Date Published
366 pages
This book provides useful information on polygraph testing.
The instrumentation and procedures for polygraph testing were devised for use in law enforcement before advances in relevant scientific and technological realms of knowledge. In 1923, the Frye legal standard ruled that a scientific technique was admissible only if that technique had gained “general acceptance” as reliable in the relevant scientific community. The instrumentation, theory, and procedure of polygraphy have remained basically unchanged for decades with minor variations. Psychological and psychophysiological research and theory have progressed, refining physiological monitoring and conceptualization of psychological processes. The status of polygraphy has not been resolved within the legal community due to the involvement of the scientific community with law enforcement, or lack thereof. The polygraph application involves a complement of psychological and physiological processes for empirical investigation. In chapter 1, the comparison or control question test (CQT) is described and analyzed. In chapter 2, the concealed information test (CIT), used by Japanese police polygraph examiners, is discussed. Chapter 3 discusses the prospects and obstacles of the guilty knowledge test (GKT). Chapter 4 provides a critical review of CQT. In chapter 5, the physiological detection of deception is discussed. Chapter 6 focuses on the pre-test interview in examinations involving the CQT. Chapter 7 explores what polygraph in personnel screening is and the role it plays in law enforcement and government. Chapter 8 discusses the history and types of post-conviction sex offender testing and the American Polygraph Association.
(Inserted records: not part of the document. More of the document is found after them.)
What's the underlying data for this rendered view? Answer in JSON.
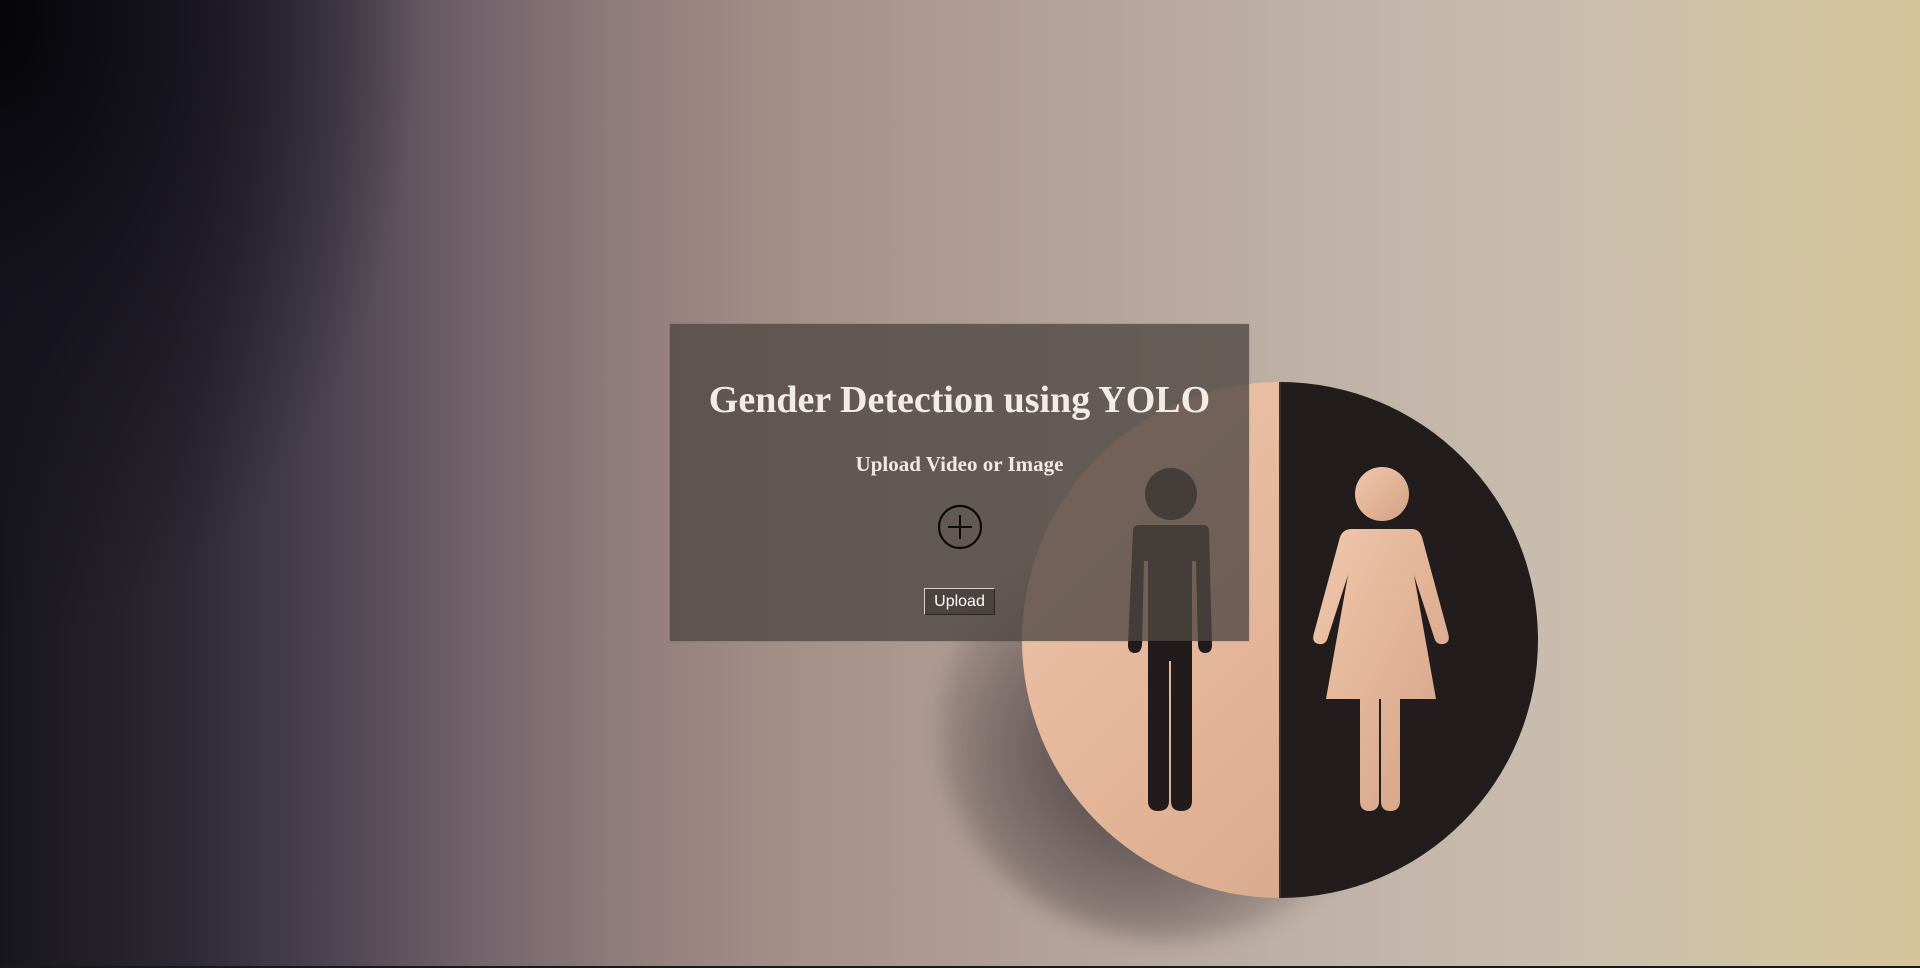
{
  "card": {
    "title": "Gender Detection using YOLO",
    "subtitle": "Upload Video or Image",
    "add_icon": "plus-circle-icon",
    "upload_label": "Upload"
  },
  "background": {
    "scene": "restroom-sign-photo",
    "sign_icons": [
      "man-icon",
      "woman-icon"
    ]
  },
  "colors": {
    "card_bg": "#4e4642",
    "title_text": "#f2ece6",
    "sign_dark": "#211c1c",
    "sign_wood": "#e4b89e"
  }
}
In chapter 9, polygraph countermeasures, which are anything that a subject might do in an effort to defeat or distort a polygraph examination, are explored. Chapter 10 focuses on event-related potentials (ERP) in the detection of deception, malingering, and false memories. Chapter 11 discusses the advantages, history, and research of computer methods for the psychophysiological detection of deception (PDD). Chapter 12 reviews the historical development of the approaches of courts in the United States to the admission of results of polygraph examinations, the current realities, and what the future might bring. Index